• [About this task]
Search the entries below for "Windrichtung". Report each line where it occurs.

• [Exercise inputs]
== Segment start ==

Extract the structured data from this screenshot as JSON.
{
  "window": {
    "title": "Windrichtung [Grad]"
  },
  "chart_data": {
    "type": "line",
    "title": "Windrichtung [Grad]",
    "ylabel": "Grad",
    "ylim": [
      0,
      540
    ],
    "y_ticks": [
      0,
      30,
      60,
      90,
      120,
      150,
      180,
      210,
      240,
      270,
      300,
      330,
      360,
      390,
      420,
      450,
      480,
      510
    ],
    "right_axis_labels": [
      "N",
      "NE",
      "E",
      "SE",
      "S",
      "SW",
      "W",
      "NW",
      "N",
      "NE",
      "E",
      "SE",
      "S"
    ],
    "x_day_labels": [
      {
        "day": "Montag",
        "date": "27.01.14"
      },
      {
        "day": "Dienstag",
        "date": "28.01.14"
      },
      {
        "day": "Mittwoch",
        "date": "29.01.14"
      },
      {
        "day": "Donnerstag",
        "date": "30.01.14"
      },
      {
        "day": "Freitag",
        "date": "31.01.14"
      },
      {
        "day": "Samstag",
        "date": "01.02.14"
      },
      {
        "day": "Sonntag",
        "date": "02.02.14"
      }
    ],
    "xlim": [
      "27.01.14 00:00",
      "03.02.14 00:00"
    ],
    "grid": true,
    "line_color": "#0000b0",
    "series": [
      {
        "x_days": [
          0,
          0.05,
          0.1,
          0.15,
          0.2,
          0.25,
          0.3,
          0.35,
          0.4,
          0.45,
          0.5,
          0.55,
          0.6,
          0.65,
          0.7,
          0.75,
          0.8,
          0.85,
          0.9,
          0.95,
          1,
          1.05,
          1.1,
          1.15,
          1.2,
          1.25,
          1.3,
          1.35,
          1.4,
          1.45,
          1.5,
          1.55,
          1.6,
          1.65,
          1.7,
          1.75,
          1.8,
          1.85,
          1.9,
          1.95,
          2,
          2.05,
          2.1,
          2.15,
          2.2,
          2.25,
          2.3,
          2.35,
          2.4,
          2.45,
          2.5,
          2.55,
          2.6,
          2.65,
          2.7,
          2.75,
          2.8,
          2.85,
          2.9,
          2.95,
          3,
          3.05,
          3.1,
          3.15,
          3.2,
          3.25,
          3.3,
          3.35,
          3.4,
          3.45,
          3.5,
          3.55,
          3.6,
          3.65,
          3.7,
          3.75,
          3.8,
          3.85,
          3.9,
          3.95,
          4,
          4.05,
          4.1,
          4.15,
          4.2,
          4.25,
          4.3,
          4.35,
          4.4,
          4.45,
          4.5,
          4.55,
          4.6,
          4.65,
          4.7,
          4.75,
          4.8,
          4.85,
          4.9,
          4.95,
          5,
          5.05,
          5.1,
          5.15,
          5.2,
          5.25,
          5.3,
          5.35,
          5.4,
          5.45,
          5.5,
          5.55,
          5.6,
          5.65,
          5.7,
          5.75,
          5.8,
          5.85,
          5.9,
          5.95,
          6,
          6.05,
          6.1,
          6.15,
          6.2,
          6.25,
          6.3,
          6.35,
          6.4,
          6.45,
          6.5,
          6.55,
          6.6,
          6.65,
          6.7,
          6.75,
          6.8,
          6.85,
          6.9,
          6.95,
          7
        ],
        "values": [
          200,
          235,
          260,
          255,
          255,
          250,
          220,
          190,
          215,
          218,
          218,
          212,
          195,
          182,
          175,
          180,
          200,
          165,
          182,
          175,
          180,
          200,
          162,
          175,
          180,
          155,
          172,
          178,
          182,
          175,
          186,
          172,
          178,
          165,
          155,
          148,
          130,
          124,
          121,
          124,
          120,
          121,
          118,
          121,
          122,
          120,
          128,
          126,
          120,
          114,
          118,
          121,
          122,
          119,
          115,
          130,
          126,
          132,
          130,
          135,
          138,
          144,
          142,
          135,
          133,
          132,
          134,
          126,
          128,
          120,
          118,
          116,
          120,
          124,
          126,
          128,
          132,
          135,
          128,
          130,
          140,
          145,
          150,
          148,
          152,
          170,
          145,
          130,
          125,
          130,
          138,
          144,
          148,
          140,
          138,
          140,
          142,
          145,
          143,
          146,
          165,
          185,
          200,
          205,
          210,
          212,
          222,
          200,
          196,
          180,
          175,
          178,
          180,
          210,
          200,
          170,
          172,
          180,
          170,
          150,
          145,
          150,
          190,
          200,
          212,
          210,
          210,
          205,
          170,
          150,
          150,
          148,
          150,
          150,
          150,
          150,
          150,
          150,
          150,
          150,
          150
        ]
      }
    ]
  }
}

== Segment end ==
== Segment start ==

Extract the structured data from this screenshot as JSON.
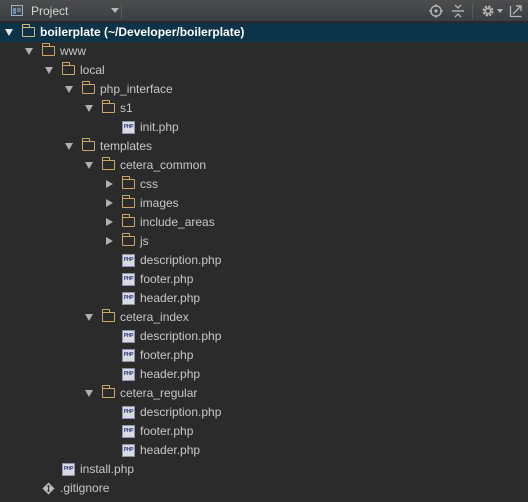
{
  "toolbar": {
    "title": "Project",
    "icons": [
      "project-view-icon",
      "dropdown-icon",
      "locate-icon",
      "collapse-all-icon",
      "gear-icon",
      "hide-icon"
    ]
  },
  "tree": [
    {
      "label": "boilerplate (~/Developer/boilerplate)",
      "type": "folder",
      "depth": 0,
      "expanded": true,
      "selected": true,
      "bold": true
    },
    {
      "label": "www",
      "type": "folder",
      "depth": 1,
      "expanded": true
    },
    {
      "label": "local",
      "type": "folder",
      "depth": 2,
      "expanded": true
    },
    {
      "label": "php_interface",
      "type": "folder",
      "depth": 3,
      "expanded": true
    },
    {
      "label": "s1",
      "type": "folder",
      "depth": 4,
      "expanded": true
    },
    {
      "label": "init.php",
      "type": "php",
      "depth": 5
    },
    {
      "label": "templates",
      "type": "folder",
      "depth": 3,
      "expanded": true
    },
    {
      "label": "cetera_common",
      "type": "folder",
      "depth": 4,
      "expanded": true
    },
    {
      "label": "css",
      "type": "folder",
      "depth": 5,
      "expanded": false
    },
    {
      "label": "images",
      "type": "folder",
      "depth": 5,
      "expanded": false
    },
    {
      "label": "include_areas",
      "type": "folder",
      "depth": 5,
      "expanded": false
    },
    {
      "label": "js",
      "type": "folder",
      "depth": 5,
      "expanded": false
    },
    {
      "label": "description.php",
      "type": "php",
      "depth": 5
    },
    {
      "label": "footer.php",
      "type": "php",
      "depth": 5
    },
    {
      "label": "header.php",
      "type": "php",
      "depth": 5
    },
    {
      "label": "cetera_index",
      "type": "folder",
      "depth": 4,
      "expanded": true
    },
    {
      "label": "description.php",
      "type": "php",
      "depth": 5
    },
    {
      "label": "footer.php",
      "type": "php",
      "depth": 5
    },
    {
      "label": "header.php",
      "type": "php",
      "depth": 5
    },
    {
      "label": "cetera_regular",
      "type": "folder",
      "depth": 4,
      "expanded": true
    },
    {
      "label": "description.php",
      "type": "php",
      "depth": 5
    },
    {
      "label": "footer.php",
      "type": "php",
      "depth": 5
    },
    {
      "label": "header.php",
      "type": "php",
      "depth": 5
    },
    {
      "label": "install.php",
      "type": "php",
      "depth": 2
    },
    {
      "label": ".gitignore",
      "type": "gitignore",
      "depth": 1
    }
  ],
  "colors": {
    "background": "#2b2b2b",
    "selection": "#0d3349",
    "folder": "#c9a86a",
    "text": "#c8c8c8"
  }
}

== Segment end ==
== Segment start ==

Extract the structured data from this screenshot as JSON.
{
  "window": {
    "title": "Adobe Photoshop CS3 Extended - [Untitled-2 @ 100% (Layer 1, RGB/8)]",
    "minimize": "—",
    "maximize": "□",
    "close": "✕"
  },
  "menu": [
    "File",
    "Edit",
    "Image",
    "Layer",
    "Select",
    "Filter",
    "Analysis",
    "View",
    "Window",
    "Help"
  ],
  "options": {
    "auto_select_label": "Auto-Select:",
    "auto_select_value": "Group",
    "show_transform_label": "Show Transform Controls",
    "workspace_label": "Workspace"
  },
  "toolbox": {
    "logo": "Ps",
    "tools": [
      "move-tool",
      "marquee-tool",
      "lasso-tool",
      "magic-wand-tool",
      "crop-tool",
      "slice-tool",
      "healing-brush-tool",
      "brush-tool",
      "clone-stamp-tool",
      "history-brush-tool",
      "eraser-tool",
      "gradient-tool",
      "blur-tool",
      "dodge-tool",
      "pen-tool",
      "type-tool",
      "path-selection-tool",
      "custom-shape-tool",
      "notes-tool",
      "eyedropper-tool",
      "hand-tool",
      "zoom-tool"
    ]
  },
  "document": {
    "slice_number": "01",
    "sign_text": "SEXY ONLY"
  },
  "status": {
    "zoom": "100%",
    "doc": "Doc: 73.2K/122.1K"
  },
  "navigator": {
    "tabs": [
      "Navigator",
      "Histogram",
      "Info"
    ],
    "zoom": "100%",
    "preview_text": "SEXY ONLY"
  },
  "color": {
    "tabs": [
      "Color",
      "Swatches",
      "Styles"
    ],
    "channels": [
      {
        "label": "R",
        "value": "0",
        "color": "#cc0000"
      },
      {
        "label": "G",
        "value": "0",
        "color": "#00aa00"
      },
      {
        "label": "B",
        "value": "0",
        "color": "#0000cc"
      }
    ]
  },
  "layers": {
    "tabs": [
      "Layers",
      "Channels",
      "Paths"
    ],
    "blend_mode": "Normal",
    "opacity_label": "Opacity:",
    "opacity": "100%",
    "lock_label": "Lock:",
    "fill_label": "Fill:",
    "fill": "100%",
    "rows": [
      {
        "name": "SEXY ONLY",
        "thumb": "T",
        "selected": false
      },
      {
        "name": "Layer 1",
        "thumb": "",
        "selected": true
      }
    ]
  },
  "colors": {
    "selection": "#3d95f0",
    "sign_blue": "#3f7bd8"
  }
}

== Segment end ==

• [Answer to this problem]
    "title": "Windrichtung [Grad]"
    "title": "Windrichtung [Grad]",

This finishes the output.